■ **App and web page records**

——————

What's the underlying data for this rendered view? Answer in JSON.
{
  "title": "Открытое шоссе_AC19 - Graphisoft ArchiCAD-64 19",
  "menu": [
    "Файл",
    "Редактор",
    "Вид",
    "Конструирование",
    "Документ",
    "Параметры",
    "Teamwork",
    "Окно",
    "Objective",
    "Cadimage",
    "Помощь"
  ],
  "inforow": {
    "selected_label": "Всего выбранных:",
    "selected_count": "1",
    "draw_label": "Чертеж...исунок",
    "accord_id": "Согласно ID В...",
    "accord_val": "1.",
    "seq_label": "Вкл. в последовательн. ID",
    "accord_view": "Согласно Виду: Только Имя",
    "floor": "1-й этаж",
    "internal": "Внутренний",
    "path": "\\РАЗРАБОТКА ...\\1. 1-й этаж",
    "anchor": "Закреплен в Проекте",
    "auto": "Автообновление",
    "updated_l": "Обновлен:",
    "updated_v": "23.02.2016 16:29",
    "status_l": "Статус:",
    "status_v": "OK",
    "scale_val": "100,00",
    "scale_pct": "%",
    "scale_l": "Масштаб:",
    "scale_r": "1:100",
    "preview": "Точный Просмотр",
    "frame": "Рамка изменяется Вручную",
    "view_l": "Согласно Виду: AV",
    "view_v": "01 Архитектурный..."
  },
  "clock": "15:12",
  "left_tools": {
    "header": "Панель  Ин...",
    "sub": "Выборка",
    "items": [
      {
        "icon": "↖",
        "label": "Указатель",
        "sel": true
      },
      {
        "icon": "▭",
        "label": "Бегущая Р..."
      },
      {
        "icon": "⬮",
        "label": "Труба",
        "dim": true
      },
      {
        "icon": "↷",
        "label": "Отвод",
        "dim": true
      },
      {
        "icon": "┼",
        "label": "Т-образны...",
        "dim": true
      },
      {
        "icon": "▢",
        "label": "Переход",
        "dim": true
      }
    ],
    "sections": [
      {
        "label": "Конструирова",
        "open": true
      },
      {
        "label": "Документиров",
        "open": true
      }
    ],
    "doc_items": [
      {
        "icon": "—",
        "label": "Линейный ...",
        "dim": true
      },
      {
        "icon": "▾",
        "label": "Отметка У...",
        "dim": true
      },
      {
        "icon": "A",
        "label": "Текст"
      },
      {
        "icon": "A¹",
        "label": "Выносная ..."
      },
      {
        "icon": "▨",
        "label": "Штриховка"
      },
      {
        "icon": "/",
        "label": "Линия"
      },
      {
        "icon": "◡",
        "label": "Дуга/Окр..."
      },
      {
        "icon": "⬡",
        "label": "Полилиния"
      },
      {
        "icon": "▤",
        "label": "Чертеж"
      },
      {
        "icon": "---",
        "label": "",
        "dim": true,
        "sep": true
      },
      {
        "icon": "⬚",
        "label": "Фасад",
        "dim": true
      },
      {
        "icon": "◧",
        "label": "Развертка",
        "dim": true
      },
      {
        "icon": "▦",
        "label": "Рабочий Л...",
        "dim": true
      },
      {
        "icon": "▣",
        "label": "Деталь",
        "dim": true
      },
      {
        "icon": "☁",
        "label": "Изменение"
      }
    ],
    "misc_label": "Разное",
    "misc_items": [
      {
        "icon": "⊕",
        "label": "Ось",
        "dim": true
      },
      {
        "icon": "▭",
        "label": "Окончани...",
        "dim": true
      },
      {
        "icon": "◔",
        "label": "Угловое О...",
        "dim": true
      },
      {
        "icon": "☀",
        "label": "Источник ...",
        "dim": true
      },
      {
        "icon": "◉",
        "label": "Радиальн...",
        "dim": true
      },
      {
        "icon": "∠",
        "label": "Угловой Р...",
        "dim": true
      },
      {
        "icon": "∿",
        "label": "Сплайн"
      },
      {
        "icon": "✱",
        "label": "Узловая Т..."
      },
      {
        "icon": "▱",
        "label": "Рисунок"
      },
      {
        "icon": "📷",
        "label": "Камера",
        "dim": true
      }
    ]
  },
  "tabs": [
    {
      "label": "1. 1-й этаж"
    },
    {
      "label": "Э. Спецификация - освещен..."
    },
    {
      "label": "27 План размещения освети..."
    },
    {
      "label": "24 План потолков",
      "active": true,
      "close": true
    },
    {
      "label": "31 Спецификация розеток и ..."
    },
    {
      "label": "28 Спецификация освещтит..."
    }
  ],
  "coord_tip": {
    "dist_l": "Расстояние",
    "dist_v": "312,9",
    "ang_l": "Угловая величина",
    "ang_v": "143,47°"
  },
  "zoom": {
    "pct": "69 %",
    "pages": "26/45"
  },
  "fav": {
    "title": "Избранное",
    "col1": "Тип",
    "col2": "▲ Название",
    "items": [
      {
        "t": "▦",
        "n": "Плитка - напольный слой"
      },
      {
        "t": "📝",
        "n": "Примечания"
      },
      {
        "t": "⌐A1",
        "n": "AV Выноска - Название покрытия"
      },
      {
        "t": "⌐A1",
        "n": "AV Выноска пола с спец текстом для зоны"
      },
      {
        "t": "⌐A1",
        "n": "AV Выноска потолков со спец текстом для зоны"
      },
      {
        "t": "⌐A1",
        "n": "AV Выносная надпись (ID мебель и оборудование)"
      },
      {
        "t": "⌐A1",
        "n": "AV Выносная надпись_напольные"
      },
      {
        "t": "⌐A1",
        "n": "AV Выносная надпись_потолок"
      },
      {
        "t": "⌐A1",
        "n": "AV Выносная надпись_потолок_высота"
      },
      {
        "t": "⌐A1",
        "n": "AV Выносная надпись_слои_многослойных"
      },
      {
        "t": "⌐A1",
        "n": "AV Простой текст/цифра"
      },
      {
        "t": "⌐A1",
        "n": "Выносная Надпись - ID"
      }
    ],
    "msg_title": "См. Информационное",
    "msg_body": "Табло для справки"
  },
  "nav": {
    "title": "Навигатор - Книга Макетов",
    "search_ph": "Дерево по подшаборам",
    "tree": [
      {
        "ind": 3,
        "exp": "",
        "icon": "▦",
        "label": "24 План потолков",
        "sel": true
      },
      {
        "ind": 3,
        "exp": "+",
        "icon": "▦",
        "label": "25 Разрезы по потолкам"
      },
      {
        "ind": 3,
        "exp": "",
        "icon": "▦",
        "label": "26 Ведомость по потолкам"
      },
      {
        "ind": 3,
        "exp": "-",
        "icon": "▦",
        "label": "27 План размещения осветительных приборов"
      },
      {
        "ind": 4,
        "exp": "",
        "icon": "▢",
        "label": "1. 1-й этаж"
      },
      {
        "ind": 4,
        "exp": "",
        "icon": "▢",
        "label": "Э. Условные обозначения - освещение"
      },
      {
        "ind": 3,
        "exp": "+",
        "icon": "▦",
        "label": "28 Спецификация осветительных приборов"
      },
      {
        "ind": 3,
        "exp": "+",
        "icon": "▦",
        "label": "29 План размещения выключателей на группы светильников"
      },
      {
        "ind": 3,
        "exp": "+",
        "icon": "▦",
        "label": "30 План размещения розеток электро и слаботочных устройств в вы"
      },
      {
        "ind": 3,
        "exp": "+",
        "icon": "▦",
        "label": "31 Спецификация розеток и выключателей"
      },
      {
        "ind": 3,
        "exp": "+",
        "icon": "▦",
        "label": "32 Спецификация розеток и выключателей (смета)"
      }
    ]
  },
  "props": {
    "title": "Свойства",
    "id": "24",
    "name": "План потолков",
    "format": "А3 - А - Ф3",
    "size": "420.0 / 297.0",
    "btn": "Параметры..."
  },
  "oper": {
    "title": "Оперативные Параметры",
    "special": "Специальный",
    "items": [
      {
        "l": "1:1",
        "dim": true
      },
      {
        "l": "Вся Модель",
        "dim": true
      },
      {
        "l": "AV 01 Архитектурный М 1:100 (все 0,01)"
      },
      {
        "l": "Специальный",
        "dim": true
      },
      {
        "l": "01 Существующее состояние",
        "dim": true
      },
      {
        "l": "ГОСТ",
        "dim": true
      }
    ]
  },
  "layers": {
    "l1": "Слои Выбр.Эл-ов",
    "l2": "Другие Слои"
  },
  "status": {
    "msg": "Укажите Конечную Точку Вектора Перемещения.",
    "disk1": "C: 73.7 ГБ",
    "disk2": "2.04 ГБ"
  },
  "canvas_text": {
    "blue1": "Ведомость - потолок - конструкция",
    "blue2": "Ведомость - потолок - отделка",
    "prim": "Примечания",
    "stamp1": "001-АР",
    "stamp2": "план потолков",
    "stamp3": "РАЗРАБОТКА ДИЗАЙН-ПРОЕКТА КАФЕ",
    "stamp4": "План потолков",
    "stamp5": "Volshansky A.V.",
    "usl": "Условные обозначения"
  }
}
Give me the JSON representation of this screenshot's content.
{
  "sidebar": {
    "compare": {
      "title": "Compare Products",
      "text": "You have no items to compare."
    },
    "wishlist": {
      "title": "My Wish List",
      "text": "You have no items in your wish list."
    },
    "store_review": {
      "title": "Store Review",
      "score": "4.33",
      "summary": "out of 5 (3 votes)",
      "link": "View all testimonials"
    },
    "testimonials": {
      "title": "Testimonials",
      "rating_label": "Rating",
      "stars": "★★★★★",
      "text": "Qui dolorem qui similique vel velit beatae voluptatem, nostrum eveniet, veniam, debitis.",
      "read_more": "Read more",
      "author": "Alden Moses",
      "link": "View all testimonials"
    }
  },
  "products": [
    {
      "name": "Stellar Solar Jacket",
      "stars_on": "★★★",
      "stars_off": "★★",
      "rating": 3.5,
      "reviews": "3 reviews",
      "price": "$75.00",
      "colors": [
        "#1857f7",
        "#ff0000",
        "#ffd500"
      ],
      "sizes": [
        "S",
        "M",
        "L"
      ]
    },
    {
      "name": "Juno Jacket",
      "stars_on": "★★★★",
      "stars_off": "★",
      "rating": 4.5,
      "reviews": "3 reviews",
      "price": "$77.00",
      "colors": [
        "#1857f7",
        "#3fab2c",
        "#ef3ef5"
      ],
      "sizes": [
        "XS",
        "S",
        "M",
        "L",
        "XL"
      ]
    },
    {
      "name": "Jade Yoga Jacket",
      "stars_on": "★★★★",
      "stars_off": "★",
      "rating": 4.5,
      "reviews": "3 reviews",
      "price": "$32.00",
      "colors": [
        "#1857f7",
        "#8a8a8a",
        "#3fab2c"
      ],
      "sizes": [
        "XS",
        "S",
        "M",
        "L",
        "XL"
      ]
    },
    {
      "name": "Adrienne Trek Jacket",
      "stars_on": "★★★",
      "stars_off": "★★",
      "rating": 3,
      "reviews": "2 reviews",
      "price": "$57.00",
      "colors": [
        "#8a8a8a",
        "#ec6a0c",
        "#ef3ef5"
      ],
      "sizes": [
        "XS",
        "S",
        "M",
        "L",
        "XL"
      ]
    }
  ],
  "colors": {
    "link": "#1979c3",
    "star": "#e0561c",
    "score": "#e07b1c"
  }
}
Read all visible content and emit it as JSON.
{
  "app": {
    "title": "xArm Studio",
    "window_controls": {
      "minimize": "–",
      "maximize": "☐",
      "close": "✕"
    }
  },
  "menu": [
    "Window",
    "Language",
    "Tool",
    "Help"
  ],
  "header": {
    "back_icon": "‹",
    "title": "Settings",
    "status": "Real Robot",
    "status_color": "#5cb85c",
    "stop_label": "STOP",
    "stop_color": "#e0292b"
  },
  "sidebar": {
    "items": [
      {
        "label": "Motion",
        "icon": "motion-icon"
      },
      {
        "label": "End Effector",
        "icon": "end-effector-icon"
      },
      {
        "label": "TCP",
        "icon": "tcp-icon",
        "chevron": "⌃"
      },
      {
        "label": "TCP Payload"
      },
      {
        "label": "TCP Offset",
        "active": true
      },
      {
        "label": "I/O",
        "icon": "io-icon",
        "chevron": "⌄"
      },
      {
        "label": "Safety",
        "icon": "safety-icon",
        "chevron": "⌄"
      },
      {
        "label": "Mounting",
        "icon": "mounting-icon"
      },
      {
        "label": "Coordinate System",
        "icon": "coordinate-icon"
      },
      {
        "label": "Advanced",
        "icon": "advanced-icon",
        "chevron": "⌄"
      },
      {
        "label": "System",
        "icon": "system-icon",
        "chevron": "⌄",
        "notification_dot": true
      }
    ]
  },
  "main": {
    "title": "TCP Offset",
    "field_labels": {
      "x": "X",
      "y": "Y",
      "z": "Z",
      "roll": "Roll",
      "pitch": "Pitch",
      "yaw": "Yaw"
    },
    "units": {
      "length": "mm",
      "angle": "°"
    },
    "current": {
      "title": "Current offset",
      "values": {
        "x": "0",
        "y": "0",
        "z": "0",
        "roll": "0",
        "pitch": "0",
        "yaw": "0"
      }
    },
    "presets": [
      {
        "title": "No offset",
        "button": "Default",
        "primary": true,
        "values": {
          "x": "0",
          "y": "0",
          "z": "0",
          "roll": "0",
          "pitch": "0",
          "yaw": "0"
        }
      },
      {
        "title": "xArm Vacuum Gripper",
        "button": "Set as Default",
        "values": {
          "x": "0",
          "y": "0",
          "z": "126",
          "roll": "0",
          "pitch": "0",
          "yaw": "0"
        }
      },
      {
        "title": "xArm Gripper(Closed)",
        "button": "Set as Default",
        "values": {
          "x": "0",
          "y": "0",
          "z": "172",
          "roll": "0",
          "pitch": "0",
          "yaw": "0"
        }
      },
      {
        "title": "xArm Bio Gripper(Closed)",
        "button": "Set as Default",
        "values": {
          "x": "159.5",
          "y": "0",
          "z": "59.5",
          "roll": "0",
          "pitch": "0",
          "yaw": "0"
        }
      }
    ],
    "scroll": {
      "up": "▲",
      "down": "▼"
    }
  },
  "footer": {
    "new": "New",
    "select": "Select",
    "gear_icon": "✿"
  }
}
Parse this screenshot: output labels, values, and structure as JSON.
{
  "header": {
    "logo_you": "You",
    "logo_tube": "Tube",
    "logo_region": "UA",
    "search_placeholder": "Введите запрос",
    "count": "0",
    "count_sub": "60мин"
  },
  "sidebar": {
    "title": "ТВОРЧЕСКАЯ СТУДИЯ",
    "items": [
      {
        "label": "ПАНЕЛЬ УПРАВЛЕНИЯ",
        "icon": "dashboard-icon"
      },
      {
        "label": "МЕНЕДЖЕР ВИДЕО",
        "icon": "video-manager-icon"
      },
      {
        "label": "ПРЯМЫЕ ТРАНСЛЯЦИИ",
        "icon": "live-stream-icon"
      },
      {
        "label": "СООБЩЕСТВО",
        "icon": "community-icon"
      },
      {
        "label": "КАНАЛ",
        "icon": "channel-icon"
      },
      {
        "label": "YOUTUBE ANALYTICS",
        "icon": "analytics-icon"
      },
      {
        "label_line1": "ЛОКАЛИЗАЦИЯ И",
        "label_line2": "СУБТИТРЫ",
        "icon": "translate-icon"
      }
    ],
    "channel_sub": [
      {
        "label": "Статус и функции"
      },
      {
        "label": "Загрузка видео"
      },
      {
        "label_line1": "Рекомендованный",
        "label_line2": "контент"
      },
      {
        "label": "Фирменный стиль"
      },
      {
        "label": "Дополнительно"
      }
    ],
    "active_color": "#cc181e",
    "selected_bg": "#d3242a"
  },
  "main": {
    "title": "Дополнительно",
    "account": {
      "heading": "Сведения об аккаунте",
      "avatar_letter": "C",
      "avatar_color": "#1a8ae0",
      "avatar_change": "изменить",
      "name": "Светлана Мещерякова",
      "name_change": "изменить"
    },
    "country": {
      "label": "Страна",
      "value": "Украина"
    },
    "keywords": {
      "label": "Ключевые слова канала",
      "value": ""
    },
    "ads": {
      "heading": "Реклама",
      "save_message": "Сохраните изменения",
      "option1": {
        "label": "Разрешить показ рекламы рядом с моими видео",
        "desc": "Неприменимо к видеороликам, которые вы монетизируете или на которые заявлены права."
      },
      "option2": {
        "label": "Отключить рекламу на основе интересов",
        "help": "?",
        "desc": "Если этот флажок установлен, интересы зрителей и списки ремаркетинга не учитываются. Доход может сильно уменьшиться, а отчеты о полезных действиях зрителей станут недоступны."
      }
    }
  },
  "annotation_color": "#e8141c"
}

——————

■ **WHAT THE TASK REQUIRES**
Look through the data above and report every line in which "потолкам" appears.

■ **RESULT OF THE TASK**
        "label": "25 Разрезы по потолкам"
        "label": "26 Ведомость по потолкам"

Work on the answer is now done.